Each stock is scored based on six different technical indicators. These six indicators can be subdivided into three groups: long-term, medium-term and short-term. The list below details these indicators, the relevant timeframe and the weightings. For a full description on how the SCTR is calculated click here.
Long-Term Indicators (weighting)
- Percent above/below 200-day SMA (30%)
- 125-day Rate-of-Change (30%)
Medium-Term Indicators (weighting)
- Percent above/below 50-day SMA (15%)
- 20-day Rate-of-Change (15%)
Short-Term Indicators (weighting)
- 3-day slope of PPO-Histogram (5%)
- 14-day RSI (5%)
Current Technical Rankings for the S&P 500 (as of 1/9/12)
The SCTR shows how a stock is performing relative to its peers, not a benchmark index. Indices, such as the S&P 500, are dominated by large-caps and may not truly reflect the market as a whole. Instead of benchmarking to one index, SCTR sorts all stocks within a specific universe, such as the S&P 500, S&P MidCap 400 or S&P SmallCap 600. In this regard, investors can see how Apple (AAPL) is performing relative to Amazon (AMZN), IBM (IBM) and the rest of the stocks in the S&P 500.
Below is a list of the 10 strongest stocks in the S&P 500 based on the SCTR (as of 1/9/12).
Tactical Strategy / How to Use These Rankings
As discussed above, the SCTR shows how a stock is performing relative to its peers. That said, it is a useful tool to use if you are trying to choose which stock to buy among several different candidates.

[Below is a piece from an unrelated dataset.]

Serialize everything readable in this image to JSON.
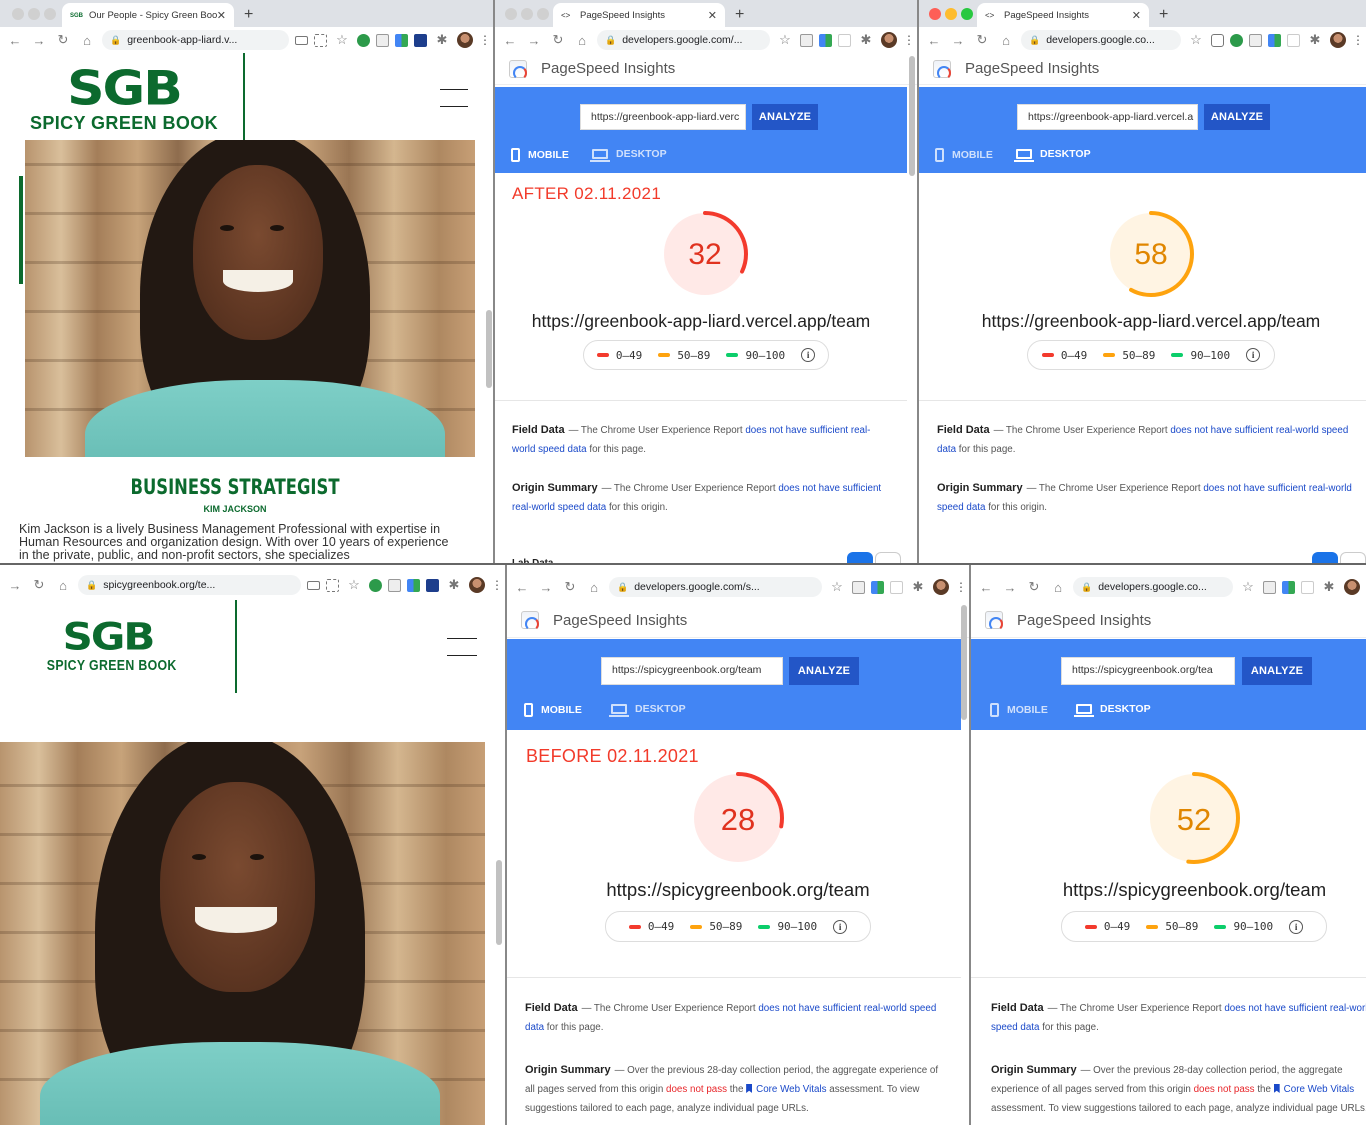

For example, let's say after detailed fundamental analysis you decide that you want to invest in a home improvement retailer based on the current state of the housing market. Both Home Depot (HD) and Lowe's Companies (LOW) look similar from a fundamental standpoint, but you are having trouble deciding which one to pull the trigger on.
For a situation like this, it is helpful to look at the SCTR to see which stock currently has the stronger technicals. As shown on the SCTR list above, Home Depot is currently the 9th ranked stock in S&P 500. Conversely, Lowe's is currently ranked 43rd.
Let's take a look at both charts to see what the difference in rankings really means.
As you can see from the weekly charts above, both HD and LOW have been in a strong uptrend since August 2011. However, if you look at the performance of each stock over a longer timeframe, it's easy to see that HD's long-term trend is much stronger (including a strong breakout in November 2011). While LOW has been just as strong over the short-term, the stock has actually traded in a range ($19.00-$27.00) for the past two years.
In addition, LOW's peak to trough volatility has been much higher. From the March 2011 peak to the September 2011 trough, LOW declined approximately 30%. Conversely, HD declined less than 20% over that same period.
Based on a technical comparison of these two stocks, HD is currently the stronger stock to buy right now.